▶ **SUPPLIED RECORDS**
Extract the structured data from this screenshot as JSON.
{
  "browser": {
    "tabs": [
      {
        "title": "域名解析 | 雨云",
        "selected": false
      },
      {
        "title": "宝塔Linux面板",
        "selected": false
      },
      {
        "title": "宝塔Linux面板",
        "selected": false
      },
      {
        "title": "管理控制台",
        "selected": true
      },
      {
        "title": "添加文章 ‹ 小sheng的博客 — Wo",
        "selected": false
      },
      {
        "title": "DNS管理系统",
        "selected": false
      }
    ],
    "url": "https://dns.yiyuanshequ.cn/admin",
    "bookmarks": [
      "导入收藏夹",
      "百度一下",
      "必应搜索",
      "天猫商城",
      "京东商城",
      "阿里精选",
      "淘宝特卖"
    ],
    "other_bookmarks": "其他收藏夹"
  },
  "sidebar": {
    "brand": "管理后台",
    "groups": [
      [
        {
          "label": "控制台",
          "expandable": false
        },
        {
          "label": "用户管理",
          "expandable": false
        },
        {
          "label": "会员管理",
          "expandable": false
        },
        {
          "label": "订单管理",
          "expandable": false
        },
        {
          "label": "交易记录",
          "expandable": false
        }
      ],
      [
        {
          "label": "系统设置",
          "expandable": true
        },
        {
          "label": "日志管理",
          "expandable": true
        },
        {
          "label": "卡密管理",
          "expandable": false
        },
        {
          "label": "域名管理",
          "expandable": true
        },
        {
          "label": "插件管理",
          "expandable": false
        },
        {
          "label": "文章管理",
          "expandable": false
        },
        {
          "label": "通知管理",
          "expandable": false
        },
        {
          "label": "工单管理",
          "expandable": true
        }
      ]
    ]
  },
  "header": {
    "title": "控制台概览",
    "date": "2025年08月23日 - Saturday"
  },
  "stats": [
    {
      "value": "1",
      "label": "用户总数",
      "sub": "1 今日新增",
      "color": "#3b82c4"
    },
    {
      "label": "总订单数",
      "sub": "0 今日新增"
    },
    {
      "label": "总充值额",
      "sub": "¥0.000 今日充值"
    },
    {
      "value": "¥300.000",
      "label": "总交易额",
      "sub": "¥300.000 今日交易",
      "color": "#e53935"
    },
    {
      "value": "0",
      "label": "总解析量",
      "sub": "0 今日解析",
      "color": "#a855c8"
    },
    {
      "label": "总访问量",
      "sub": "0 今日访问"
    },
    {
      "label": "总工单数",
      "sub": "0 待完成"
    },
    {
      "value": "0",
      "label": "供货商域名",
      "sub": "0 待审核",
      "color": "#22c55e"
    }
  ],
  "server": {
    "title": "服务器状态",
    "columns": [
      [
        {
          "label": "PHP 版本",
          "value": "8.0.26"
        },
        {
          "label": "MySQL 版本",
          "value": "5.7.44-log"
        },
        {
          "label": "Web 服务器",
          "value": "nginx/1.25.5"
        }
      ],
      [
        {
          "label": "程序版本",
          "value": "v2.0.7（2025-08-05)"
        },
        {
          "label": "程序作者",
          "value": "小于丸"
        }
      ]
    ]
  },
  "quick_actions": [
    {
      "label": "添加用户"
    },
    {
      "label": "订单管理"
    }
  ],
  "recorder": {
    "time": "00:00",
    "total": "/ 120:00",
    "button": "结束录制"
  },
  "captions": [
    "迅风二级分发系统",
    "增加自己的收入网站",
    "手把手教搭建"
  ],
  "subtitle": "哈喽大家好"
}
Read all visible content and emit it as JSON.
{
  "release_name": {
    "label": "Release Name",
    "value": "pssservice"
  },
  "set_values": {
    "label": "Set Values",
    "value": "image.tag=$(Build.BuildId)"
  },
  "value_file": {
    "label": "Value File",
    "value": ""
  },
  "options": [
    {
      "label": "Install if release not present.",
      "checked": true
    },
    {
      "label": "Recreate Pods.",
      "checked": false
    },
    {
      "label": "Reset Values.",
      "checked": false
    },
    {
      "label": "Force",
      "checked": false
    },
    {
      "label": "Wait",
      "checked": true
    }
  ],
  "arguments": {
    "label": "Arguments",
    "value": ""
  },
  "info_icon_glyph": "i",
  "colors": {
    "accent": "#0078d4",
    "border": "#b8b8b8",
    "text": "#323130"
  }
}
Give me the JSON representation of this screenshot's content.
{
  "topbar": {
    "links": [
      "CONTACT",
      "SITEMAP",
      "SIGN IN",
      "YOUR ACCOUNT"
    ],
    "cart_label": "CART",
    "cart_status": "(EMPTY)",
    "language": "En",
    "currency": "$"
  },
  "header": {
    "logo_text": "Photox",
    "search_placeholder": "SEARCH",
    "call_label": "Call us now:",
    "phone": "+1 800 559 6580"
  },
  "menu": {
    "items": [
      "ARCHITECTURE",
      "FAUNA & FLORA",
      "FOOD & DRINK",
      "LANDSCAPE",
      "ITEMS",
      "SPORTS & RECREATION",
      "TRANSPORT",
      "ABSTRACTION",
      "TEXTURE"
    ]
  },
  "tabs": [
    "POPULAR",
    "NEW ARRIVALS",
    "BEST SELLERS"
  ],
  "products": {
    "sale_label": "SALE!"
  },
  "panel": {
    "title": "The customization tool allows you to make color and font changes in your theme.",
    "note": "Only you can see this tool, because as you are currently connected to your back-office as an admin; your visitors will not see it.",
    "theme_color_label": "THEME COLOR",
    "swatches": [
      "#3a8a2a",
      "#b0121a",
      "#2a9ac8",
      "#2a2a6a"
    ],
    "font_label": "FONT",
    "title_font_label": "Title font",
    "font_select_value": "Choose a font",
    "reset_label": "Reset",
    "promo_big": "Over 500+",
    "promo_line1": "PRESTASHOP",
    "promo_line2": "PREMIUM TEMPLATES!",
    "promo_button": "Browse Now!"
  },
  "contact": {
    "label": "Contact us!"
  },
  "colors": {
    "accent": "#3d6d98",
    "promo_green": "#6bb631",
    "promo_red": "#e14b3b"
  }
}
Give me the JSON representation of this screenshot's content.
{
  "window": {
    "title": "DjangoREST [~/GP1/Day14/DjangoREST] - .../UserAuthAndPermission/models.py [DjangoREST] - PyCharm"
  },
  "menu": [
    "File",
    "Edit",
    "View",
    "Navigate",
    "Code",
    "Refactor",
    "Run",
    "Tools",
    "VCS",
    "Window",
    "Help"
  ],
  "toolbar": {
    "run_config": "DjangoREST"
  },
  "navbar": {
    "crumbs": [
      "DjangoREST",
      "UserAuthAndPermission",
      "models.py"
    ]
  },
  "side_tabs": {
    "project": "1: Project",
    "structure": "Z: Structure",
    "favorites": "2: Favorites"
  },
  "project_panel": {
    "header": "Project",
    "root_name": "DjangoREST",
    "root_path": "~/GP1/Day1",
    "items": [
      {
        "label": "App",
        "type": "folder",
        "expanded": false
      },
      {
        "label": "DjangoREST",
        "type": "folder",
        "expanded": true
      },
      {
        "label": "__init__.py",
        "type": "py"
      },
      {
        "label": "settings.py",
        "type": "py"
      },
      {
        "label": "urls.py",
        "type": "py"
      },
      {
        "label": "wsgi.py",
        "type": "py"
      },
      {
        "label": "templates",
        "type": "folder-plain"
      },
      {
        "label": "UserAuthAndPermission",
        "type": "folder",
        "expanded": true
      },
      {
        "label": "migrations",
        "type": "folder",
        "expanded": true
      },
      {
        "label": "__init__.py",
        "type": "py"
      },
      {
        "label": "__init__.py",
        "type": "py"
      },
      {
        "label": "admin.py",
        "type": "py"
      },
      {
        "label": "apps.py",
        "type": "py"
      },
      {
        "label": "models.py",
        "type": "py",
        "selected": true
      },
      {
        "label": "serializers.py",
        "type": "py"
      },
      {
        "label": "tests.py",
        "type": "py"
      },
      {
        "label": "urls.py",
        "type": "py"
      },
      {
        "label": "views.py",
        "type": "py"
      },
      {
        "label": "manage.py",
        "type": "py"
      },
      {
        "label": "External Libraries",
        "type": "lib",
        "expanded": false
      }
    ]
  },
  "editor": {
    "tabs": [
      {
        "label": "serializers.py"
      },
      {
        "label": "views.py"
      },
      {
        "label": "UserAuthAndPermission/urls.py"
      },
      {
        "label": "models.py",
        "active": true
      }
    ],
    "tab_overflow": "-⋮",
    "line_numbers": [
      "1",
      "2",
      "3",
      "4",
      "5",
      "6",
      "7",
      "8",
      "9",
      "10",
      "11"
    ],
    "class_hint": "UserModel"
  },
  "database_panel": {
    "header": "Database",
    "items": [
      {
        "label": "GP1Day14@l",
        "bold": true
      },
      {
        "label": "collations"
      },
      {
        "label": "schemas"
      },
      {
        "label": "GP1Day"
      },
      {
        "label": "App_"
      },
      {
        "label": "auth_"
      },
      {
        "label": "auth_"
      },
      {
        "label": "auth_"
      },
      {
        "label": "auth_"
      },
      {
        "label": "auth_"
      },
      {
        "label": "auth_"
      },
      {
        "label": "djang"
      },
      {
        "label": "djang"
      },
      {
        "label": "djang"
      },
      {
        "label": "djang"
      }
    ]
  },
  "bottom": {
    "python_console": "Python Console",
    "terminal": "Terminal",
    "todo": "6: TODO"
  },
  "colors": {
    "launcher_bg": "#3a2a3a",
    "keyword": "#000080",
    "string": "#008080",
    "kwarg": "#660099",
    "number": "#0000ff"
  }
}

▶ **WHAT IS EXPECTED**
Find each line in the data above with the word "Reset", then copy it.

▶ **EXERCISE RESPONSE**
      "label": "Reset Values.",
    "reset_label": "Reset",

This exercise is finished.